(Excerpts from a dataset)
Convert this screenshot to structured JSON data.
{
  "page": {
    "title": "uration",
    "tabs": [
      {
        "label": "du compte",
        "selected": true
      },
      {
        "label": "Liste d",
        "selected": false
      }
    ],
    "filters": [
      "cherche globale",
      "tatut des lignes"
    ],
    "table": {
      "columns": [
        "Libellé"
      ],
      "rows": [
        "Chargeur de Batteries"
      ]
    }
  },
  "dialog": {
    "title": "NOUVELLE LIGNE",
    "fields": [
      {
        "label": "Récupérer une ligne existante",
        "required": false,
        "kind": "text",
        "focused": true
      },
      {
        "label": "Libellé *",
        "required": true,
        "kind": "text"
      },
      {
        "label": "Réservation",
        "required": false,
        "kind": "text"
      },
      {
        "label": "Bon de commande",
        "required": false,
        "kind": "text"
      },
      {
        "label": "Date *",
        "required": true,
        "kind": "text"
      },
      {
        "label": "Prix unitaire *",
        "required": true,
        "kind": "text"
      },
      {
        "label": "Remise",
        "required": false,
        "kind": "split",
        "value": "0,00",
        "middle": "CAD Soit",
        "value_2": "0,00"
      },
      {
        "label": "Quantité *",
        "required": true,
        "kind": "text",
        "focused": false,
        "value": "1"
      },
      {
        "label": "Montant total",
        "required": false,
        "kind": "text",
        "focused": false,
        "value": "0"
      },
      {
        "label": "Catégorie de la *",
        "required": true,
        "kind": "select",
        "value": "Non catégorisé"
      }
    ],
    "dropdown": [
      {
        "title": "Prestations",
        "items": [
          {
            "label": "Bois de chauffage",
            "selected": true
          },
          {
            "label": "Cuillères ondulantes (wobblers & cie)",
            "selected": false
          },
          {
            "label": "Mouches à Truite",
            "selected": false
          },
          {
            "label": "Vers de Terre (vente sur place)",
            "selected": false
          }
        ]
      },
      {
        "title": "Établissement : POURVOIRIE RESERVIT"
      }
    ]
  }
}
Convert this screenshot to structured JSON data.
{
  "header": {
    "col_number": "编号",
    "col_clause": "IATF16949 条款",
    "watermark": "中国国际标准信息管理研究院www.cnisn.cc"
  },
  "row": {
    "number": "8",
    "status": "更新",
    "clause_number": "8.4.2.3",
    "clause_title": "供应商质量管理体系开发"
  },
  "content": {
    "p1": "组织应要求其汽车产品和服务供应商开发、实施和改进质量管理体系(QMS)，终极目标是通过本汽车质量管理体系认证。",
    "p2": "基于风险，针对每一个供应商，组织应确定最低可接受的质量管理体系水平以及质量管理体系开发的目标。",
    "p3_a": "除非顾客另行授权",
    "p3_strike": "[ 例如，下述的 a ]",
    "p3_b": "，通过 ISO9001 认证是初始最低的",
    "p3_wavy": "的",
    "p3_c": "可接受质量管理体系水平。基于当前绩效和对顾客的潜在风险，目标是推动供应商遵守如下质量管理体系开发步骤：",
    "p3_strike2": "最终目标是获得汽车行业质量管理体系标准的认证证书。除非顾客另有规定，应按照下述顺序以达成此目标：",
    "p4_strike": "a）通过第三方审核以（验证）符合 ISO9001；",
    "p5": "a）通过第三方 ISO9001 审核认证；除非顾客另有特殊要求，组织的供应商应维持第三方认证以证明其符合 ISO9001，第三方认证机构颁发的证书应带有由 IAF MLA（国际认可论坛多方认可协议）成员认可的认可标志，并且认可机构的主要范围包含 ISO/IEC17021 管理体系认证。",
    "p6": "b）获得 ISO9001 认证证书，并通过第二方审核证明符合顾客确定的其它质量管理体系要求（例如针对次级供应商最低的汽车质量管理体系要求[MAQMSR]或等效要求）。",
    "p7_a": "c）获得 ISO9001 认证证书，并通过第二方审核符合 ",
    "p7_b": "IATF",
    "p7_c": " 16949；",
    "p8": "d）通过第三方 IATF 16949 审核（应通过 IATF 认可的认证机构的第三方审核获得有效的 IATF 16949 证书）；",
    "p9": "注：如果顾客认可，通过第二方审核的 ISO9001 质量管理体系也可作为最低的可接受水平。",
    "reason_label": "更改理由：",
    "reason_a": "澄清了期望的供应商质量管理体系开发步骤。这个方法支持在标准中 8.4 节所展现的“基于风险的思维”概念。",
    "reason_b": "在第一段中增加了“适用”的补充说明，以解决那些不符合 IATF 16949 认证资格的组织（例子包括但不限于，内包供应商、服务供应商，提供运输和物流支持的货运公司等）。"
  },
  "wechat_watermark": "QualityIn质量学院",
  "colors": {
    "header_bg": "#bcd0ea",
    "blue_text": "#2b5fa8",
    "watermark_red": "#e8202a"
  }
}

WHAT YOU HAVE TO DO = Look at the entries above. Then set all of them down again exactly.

ANSWER AREA =
Convert this screenshot to structured JSON data.
{
  "page": {
    "title": "uration",
    "tabs": [
      {
        "label": "du compte",
        "selected": true
      },
      {
        "label": "Liste d",
        "selected": false
      }
    ],
    "filters": [
      "cherche globale",
      "tatut des lignes"
    ],
    "table": {
      "columns": [
        "Libellé"
      ],
      "rows": [
        "Chargeur de Batteries"
      ]
    }
  },
  "dialog": {
    "title": "NOUVELLE LIGNE",
    "fields": [
      {
        "label": "Récupérer une ligne existante",
        "required": false,
        "kind": "text",
        "focused": true
      },
      {
        "label": "Libellé *",
        "required": true,
        "kind": "text"
      },
      {
        "label": "Réservation",
        "required": false,
        "kind": "text"
      },
      {
        "label": "Bon de commande",
        "required": false,
        "kind": "text"
      },
      {
        "label": "Date *",
        "required": true,
        "kind": "text"
      },
      {
        "label": "Prix unitaire *",
        "required": true,
        "kind": "text"
      },
      {
        "label": "Remise",
        "required": false,
        "kind": "split",
        "value": "0,00",
        "middle": "CAD Soit",
        "value_2": "0,00"
      },
      {
        "label": "Quantité *",
        "required": true,
        "kind": "text",
        "focused": false,
        "value": "1"
      },
      {
        "label": "Montant total",
        "required": false,
        "kind": "text",
        "focused": false,
        "value": "0"
      },
      {
        "label": "Catégorie de la *",
        "required": true,
        "kind": "select",
        "value": "Non catégorisé"
      }
    ],
    "dropdown": [
      {
        "title": "Prestations",
        "items": [
          {
            "label": "Bois de chauffage",
            "selected": true
          },
          {
            "label": "Cuillères ondulantes (wobblers & cie)",
            "selected": false
          },
          {
            "label": "Mouches à Truite",
            "selected": false
          },
          {
            "label": "Vers de Terre (vente sur place)",
            "selected": false
          }
        ]
      },
      {
        "title": "Établissement : POURVOIRIE RESERVIT"
      }
    ]
  }
}
Convert this screenshot to structured JSON data.
{
  "header": {
    "col_number": "编号",
    "col_clause": "IATF16949 条款",
    "watermark": "中国国际标准信息管理研究院www.cnisn.cc"
  },
  "row": {
    "number": "8",
    "status": "更新",
    "clause_number": "8.4.2.3",
    "clause_title": "供应商质量管理体系开发"
  },
  "content": {
    "p1": "组织应要求其汽车产品和服务供应商开发、实施和改进质量管理体系(QMS)，终极目标是通过本汽车质量管理体系认证。",
    "p2": "基于风险，针对每一个供应商，组织应确定最低可接受的质量管理体系水平以及质量管理体系开发的目标。",
    "p3_a": "除非顾客另行授权",
    "p3_strike": "[ 例如，下述的 a ]",
    "p3_b": "，通过 ISO9001 认证是初始最低的",
    "p3_wavy": "的",
    "p3_c": "可接受质量管理体系水平。基于当前绩效和对顾客的潜在风险，目标是推动供应商遵守如下质量管理体系开发步骤：",
    "p3_strike2": "最终目标是获得汽车行业质量管理体系标准的认证证书。除非顾客另有规定，应按照下述顺序以达成此目标：",
    "p4_strike": "a）通过第三方审核以（验证）符合 ISO9001；",
    "p5": "a）通过第三方 ISO9001 审核认证；除非顾客另有特殊要求，组织的供应商应维持第三方认证以证明其符合 ISO9001，第三方认证机构颁发的证书应带有由 IAF MLA（国际认可论坛多方认可协议）成员认可的认可标志，并且认可机构的主要范围包含 ISO/IEC17021 管理体系认证。",
    "p6": "b）获得 ISO9001 认证证书，并通过第二方审核证明符合顾客确定的其它质量管理体系要求（例如针对次级供应商最低的汽车质量管理体系要求[MAQMSR]或等效要求）。",
    "p7_a": "c）获得 ISO9001 认证证书，并通过第二方审核符合 ",
    "p7_b": "IATF",
    "p7_c": " 16949；",
    "p8": "d）通过第三方 IATF 16949 审核（应通过 IATF 认可的认证机构的第三方审核获得有效的 IATF 16949 证书）；",
    "p9": "注：如果顾客认可，通过第二方审核的 ISO9001 质量管理体系也可作为最低的可接受水平。",
    "reason_label": "更改理由：",
    "reason_a": "澄清了期望的供应商质量管理体系开发步骤。这个方法支持在标准中 8.4 节所展现的“基于风险的思维”概念。",
    "reason_b": "在第一段中增加了“适用”的补充说明，以解决那些不符合 IATF 16949 认证资格的组织（例子包括但不限于，内包供应商、服务供应商，提供运输和物流支持的货运公司等）。"
  },
  "wechat_watermark": "QualityIn质量学院",
  "colors": {
    "header_bg": "#bcd0ea",
    "blue_text": "#2b5fa8",
    "watermark_red": "#e8202a"
  }
}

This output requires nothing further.